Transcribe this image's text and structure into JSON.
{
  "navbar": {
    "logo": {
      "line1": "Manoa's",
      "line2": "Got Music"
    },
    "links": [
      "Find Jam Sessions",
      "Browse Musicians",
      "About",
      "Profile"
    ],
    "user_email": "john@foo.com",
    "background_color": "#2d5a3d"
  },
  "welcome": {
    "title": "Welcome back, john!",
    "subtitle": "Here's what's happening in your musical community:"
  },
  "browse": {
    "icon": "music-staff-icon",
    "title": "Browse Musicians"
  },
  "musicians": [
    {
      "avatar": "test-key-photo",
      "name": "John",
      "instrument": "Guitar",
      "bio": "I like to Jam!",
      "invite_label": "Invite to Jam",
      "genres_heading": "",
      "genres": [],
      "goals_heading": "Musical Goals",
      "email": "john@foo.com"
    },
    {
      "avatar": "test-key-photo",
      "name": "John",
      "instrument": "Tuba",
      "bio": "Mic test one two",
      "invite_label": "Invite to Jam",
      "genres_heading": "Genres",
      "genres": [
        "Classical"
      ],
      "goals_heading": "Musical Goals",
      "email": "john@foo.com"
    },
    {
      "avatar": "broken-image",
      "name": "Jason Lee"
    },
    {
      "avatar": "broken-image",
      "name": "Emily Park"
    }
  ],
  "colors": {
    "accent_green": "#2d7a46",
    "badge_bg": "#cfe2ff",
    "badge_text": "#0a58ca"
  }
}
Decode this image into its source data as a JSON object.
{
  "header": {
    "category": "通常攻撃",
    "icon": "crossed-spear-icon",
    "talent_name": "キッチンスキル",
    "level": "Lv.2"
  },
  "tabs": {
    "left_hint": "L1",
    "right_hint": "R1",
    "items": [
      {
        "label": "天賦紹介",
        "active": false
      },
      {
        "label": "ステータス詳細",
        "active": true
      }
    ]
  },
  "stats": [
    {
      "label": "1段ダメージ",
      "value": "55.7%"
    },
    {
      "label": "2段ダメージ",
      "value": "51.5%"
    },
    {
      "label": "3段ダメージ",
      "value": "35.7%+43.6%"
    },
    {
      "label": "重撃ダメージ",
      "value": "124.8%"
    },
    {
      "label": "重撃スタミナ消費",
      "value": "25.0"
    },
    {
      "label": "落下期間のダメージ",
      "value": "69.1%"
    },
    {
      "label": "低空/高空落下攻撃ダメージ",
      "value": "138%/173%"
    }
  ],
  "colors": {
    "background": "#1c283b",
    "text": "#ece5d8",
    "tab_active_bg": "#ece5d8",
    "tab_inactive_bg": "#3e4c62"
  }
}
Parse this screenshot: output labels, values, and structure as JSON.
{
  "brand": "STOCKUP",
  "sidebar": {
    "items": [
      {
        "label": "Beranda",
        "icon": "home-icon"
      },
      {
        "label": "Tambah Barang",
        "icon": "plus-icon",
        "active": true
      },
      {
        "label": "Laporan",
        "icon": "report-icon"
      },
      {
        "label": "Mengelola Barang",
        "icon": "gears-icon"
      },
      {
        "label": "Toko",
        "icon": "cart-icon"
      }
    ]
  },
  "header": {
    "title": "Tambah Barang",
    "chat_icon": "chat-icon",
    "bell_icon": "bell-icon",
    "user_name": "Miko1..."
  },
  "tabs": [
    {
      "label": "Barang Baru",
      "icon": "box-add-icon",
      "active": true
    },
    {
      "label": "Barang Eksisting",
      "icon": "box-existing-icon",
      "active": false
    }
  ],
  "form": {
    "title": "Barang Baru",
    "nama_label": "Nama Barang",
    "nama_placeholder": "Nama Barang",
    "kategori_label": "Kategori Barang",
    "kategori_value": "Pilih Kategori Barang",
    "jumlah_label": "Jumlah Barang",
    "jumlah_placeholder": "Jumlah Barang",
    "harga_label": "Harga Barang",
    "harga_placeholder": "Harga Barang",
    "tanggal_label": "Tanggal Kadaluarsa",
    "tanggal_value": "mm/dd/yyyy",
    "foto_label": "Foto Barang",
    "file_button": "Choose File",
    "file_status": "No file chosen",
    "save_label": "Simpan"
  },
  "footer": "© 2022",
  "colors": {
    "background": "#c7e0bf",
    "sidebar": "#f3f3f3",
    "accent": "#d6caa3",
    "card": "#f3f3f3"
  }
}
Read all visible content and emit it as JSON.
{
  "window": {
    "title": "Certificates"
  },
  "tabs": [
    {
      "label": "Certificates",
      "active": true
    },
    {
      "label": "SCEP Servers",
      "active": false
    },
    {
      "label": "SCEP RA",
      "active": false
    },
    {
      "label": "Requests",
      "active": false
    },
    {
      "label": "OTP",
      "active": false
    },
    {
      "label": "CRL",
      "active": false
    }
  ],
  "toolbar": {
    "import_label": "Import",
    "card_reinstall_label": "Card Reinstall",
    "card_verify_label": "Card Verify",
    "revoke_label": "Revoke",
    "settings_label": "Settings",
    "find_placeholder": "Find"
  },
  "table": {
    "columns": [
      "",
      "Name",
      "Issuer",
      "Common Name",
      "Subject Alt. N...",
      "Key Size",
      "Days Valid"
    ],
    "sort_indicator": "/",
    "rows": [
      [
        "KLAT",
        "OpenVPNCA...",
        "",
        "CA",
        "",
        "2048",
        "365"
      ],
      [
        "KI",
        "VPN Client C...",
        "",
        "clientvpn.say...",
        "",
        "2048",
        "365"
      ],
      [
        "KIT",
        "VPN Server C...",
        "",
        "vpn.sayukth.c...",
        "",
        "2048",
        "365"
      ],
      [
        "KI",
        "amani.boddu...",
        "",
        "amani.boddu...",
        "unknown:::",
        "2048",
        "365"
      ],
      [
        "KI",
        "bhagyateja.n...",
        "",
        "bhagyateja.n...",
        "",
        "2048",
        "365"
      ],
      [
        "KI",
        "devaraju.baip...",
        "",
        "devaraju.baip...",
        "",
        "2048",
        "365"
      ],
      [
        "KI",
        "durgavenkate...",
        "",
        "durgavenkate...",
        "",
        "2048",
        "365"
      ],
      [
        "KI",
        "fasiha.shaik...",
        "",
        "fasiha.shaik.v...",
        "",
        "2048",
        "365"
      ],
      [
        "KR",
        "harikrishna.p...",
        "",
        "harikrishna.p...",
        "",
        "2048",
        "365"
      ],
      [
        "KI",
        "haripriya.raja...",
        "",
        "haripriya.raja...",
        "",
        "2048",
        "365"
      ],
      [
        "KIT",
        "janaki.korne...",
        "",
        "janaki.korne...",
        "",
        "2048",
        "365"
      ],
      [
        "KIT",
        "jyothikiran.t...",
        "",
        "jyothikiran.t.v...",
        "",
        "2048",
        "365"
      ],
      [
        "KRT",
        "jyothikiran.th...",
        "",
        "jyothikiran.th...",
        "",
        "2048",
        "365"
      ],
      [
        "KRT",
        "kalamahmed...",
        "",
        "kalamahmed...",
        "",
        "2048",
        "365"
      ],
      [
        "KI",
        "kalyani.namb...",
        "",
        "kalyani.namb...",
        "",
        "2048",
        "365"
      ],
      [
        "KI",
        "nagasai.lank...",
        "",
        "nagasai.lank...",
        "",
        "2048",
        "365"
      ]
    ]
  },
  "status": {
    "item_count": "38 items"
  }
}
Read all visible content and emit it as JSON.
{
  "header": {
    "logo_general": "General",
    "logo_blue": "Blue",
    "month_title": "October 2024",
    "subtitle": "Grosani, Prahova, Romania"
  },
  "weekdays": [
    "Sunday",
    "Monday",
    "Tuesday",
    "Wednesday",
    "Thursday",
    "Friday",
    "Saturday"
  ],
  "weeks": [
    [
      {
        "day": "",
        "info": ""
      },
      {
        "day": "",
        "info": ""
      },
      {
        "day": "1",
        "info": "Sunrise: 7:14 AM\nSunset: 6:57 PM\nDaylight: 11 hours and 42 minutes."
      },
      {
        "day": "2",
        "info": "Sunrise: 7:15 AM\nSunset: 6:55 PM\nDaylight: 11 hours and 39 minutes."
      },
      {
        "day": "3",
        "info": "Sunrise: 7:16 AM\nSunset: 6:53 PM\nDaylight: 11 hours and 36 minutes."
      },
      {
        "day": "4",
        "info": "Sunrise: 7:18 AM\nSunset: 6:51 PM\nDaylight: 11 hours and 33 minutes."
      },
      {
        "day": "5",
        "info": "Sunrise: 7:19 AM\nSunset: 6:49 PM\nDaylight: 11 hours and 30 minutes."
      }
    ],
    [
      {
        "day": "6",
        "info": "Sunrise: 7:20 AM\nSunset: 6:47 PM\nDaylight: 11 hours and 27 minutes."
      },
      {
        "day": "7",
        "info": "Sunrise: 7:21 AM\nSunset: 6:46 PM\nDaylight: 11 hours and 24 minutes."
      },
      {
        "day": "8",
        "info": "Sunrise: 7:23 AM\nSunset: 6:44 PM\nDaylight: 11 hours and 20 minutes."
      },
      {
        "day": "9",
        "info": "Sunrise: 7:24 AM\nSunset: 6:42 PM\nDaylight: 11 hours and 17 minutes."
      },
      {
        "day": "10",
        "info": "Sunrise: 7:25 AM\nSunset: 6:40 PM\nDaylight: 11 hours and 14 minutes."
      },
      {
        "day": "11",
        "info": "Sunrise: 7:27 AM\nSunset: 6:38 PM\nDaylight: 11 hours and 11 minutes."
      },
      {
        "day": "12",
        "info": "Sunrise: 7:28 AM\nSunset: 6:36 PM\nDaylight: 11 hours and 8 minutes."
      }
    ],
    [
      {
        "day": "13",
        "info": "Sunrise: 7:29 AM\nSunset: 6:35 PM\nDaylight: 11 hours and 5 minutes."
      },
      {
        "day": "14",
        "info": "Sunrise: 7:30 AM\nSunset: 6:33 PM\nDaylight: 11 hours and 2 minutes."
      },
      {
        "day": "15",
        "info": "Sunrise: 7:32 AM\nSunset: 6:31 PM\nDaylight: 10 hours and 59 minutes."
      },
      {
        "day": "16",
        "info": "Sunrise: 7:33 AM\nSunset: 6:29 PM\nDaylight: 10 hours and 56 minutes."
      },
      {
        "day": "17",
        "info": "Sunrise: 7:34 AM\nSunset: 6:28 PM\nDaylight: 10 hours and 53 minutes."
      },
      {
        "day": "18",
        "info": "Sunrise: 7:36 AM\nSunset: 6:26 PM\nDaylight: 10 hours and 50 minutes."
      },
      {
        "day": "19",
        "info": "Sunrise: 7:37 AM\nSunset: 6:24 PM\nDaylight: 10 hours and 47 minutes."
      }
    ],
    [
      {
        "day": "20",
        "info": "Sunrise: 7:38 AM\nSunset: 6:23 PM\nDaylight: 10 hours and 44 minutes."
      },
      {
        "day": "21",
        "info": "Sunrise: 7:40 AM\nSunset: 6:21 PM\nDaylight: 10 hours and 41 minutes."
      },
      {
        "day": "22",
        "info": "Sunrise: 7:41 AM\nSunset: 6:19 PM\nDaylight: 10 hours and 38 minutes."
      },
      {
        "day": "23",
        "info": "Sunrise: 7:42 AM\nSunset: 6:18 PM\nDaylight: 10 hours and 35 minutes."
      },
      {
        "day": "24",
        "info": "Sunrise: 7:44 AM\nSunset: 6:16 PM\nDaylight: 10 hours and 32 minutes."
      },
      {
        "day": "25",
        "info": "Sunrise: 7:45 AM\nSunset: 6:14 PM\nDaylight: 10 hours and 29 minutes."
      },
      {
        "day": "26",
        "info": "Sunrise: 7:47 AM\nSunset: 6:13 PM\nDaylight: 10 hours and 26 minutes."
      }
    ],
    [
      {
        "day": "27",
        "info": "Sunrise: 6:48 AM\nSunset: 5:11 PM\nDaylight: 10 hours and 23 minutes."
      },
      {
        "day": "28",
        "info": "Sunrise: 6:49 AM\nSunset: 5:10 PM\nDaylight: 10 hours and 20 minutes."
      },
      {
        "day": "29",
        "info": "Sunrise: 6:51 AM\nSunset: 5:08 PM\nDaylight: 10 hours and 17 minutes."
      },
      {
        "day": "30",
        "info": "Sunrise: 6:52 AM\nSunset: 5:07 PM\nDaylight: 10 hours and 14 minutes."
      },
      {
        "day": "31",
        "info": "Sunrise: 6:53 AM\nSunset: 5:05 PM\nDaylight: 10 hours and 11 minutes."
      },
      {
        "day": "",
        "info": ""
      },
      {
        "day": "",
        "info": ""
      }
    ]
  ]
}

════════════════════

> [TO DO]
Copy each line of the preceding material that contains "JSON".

> [ANSWER TO THIS EXERCISE]
Transcribe this image's text and structure into JSON.
Decode this image into its source data as a JSON object.
Parse this screenshot: output labels, values, and structure as JSON.
Read all visible content and emit it as JSON.
Read all visible content and emit it as JSON.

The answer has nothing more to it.